WHAT YOU NEED TO DO: Among the lines of the records, find all that carry the word "Object" and copy them.

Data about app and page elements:
——————

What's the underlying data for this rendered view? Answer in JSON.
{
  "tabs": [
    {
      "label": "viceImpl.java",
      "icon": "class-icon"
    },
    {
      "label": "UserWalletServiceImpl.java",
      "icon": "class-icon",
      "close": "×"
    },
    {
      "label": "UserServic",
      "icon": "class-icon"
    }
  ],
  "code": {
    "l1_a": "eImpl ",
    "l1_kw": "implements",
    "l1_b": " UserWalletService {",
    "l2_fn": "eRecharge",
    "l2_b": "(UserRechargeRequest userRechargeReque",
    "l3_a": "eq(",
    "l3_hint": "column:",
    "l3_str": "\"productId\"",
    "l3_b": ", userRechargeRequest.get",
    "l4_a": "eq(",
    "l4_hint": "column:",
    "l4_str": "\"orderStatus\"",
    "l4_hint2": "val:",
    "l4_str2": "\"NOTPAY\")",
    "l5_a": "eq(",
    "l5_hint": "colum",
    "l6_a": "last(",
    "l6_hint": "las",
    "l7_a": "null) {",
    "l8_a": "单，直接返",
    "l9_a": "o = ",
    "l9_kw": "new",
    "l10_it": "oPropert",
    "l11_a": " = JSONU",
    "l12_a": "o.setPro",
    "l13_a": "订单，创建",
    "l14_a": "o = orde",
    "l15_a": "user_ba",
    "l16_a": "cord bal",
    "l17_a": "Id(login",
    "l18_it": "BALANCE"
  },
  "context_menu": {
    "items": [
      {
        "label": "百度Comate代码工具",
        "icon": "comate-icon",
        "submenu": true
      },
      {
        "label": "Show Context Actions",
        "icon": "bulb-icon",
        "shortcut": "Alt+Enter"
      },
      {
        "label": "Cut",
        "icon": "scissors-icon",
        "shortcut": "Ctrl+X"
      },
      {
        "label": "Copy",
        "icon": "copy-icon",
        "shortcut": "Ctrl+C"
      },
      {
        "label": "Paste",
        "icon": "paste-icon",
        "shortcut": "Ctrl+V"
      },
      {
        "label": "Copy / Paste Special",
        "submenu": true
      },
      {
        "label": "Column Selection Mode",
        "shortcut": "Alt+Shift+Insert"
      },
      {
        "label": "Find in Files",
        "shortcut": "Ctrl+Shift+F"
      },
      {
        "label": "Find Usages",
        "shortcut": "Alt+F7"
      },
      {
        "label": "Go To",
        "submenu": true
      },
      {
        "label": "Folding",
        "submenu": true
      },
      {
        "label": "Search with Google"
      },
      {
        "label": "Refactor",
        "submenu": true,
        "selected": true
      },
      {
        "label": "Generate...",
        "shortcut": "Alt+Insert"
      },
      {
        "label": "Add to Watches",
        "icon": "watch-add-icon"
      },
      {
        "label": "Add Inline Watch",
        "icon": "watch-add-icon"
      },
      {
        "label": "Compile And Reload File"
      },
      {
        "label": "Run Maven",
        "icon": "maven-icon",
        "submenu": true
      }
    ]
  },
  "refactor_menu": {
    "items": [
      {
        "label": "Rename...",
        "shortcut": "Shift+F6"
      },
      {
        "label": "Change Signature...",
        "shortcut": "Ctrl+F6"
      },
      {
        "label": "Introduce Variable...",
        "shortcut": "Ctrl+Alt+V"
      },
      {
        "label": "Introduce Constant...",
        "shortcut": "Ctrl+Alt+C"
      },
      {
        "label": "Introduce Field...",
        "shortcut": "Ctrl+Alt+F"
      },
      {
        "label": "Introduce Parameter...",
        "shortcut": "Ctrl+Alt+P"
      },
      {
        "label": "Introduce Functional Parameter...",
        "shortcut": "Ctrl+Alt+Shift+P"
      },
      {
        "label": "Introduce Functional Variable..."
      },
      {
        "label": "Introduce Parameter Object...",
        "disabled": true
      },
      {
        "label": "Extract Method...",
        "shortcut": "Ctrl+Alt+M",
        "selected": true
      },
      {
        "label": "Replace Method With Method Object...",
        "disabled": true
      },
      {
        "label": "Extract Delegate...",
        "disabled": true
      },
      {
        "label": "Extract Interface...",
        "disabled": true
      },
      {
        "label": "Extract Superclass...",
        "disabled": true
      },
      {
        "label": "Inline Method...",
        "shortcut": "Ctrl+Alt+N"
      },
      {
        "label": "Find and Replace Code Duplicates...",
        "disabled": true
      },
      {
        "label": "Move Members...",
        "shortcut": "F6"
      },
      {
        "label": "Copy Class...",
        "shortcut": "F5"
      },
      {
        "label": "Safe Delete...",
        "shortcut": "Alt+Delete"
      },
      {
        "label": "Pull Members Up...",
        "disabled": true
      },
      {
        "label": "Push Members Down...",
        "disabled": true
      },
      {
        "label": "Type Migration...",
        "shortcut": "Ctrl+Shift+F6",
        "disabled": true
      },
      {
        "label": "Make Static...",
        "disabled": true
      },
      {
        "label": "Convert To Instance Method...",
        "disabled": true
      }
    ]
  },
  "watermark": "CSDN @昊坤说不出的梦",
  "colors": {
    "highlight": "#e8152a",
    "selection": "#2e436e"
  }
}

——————

FINISHED TASK:
        "label": "Introduce Parameter Object...",
        "label": "Replace Method With Method Object...",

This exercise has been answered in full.